Lapointe said there is no way of knowing when investigators would be able to retrieve bodies.
“The cold is extreme, the equipment could freeze, we could run into other issues, so at this point it’s really difficult for me to set a timetable of any kind,” he said.
The search crews announced late Friday afteroon they would resume their operations at 7 a.m. eastern on Saturday.
While some 30 people are believed missing, Lapointe said that number could fluctuate.
“People might have been away,” he noted. “We want to make sure that everyone who lived there was there or wasn’t there. But also the people who might not have lived there who might have come over to spend the night there.

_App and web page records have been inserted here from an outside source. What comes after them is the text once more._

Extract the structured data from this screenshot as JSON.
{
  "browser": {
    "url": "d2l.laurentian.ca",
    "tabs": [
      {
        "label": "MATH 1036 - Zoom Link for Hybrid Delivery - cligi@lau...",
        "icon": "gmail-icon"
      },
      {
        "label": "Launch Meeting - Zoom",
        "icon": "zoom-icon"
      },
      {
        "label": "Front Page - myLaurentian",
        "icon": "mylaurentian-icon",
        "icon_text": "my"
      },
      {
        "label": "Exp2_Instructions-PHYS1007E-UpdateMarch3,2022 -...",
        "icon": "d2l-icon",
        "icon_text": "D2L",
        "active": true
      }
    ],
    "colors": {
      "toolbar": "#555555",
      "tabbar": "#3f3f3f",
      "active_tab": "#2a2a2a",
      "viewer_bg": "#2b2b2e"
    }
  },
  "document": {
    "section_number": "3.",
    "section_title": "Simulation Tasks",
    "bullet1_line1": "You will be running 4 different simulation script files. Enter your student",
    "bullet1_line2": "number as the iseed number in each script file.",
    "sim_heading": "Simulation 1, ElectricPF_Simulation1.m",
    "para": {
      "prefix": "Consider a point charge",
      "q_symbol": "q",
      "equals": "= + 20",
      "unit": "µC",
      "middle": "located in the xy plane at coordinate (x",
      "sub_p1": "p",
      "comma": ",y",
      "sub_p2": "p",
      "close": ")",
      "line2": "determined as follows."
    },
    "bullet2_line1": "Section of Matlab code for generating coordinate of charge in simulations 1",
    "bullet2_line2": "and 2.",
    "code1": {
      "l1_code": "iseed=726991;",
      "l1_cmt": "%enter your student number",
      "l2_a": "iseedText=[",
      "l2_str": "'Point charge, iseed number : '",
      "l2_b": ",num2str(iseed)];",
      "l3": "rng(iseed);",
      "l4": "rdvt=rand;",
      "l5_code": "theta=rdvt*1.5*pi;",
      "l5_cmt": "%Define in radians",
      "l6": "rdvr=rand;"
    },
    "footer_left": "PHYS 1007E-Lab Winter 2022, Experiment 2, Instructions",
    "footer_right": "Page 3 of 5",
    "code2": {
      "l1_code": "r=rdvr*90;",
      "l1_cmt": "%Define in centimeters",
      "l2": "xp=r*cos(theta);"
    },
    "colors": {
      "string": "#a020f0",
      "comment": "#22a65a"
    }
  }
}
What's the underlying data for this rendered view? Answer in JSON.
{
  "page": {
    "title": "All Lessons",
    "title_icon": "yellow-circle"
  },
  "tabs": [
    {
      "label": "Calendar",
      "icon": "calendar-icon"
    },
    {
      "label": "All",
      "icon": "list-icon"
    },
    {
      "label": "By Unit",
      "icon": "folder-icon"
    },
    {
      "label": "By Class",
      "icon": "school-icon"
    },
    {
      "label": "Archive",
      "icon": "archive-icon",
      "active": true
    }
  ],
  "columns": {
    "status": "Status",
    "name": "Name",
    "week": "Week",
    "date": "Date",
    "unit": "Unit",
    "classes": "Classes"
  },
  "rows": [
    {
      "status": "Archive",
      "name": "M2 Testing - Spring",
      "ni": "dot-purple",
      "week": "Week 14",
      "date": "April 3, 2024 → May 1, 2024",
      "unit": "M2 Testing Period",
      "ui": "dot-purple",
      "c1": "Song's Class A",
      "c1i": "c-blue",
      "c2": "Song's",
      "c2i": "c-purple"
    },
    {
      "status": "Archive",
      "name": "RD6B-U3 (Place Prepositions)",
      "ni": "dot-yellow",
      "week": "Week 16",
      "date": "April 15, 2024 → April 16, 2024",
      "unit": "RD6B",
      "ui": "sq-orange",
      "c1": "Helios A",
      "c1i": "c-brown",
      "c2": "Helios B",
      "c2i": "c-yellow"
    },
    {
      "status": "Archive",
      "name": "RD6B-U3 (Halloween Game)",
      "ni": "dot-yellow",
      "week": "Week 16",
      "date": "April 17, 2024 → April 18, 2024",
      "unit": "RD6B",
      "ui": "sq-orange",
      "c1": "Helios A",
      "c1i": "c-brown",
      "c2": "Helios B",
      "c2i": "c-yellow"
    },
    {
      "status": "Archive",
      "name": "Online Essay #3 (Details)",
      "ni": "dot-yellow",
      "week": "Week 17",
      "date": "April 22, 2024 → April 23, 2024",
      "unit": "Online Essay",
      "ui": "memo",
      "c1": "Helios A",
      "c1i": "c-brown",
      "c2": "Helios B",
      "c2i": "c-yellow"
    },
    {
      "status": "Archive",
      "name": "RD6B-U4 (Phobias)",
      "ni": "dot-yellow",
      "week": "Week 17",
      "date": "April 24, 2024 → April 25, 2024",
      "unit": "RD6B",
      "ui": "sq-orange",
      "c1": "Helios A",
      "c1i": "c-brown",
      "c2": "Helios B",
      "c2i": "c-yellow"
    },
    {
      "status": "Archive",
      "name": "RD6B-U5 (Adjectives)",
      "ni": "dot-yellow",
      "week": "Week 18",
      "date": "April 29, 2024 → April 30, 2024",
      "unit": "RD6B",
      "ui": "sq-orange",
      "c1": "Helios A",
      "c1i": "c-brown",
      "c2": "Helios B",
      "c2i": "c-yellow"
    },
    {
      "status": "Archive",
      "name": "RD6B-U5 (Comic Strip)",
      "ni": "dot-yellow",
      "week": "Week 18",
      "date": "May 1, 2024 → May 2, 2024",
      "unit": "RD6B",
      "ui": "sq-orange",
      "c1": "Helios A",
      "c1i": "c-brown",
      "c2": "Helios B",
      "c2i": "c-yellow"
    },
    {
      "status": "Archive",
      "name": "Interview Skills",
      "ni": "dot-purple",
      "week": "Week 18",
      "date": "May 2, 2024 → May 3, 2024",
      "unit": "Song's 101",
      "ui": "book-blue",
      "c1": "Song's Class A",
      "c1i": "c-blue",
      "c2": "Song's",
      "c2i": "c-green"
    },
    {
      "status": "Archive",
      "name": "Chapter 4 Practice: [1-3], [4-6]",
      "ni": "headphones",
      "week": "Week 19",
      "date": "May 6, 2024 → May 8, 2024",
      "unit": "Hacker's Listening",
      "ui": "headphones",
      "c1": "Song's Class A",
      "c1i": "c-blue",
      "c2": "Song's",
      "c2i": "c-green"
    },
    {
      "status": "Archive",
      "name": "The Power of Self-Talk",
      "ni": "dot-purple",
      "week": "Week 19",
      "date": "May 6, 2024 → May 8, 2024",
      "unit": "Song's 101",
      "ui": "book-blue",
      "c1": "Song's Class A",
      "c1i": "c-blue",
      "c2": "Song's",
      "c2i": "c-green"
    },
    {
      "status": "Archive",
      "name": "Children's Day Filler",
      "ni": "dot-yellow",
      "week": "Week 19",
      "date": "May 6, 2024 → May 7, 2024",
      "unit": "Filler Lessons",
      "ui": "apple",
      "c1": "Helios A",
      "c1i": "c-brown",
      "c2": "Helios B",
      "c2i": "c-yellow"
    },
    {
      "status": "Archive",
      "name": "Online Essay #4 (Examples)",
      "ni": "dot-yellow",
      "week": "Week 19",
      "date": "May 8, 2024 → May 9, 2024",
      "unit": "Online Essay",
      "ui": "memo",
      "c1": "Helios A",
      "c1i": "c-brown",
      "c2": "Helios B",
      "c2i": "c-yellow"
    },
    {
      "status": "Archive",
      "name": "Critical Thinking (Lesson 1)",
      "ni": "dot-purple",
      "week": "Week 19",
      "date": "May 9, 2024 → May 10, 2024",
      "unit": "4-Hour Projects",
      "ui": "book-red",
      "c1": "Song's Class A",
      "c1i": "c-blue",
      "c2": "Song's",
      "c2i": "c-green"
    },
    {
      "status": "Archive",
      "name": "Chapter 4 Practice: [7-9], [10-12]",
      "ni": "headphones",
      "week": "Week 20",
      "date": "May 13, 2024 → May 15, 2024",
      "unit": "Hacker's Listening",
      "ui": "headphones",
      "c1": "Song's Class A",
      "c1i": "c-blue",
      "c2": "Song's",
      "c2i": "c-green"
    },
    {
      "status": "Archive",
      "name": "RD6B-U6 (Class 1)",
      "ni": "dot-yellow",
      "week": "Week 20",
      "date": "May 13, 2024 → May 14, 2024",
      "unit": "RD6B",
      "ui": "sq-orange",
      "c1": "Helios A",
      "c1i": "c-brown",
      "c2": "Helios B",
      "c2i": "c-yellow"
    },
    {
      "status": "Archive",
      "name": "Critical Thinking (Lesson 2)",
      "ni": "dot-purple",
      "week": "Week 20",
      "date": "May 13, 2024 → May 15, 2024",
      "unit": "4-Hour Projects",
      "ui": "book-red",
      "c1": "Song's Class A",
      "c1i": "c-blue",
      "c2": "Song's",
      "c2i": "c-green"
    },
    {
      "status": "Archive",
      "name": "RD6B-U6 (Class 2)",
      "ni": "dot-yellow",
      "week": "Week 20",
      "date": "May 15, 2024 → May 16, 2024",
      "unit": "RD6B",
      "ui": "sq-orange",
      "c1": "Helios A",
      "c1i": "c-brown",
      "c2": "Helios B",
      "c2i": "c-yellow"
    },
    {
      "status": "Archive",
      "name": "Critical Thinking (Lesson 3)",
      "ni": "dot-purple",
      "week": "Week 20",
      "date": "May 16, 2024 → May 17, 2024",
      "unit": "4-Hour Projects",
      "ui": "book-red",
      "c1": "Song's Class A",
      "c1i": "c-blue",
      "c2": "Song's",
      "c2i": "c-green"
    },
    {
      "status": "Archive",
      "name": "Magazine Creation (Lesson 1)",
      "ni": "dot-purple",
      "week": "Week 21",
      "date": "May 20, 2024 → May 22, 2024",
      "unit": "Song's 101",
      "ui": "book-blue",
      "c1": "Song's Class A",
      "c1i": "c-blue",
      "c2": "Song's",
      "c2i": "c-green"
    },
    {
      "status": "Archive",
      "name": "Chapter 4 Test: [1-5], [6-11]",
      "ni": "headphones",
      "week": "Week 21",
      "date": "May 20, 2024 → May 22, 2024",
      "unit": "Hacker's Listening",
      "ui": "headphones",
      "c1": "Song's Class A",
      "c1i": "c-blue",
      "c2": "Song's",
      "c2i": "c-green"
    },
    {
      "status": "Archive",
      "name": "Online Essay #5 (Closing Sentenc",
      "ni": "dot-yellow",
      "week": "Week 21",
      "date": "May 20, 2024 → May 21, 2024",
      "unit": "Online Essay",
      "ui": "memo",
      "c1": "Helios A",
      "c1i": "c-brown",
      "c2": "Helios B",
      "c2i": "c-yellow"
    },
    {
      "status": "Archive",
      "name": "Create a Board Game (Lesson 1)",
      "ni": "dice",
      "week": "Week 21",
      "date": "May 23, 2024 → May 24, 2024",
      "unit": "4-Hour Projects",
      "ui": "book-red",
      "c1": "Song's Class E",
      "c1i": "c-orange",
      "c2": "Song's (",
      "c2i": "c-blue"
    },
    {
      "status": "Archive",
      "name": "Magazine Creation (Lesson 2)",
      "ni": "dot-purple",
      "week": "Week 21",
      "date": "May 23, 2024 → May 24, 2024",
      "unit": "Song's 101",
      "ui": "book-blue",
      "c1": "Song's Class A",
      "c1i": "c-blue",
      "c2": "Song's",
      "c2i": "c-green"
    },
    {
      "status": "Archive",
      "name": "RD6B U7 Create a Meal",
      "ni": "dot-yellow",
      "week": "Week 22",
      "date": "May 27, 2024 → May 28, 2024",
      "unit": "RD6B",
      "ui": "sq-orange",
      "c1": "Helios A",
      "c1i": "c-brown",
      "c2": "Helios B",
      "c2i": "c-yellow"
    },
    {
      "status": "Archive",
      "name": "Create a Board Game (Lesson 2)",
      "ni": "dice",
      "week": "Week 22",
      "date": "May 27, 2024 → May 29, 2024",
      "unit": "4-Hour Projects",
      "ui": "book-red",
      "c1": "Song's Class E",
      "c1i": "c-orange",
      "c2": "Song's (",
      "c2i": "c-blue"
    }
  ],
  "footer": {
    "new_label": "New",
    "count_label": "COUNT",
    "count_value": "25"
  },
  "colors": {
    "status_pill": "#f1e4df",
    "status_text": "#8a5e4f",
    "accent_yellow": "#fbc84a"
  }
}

We need to check on that too.”
Lapointe also called for people who took photos or shot video when the fire broke out to contact authorities to give them a better idea of what exactly might have happened.
Most of the residents probably never had a chance when the blaze erupted — many were over 85, had little or no mobility and were confined to wheelchairs or walkers.
A Quebec Health Department document indicates the residence, which has operated since 1997, had only a partial sprinkler system.
The facility expanded around 2002 and the sprinklers in the new part of the building triggered the alarm.
Fire chief Yvan Charron said his colleagues were able to get to the third of the building that remained standing, while the rest was inaccessible.
The owners of the residence emerged on Friday, issuing a statement to offer their condolences to victims’ families.
Roch Bernier and Irene Plante thanked firefighters, volunteers and the residence’s employees and said they are co-operating fully with authorities.
They said it is too early to say whether they will rebuild the residence, mentioning they want to concentrate on relocating survivors.
The statement made no mention of sprinklers and it said they would be making no further comment for now.
Meanwhile, the Queen also sent her condolences in a statement Friday.
“Prince Philip and I were saddened to learn of the serious fire at
the seniors’ residence in L’Isle-Verts, Quebec yesterday,” it read.
“The Duke of Edinburgh and I send our sympathy to the families of
those who have died and our thoughts and prayers to all those who
have been injured in this terrible event.”
The statement, which was signed ELIZABETH R., was distributed by Gov. Gen. David Johnston.
Elsewhere, Quebec Premier Pauline Marois announced she will cut short her European trip by 24 hours in order to return home and visit L’Isle-Verte on Sunday, when a religious service is planned in the village.
Marois, who was in Switzerland this week for the World Economic Summit, cancelled meetings scheduled in Zurich on Saturday.
Marois told a news conference she has been following the situation closely as well as the measures announced by her cabinet ministers to help L’Isle-Verte.
One of those, Veronique Hivon, said Friday that psychological aid is being made available for those in need.
The junior social services minister said the extreme cold means there is a greater danger of people retreating into themselves than in the aftermath of last July’s deadly train disaster in Lac-Megantic, Que.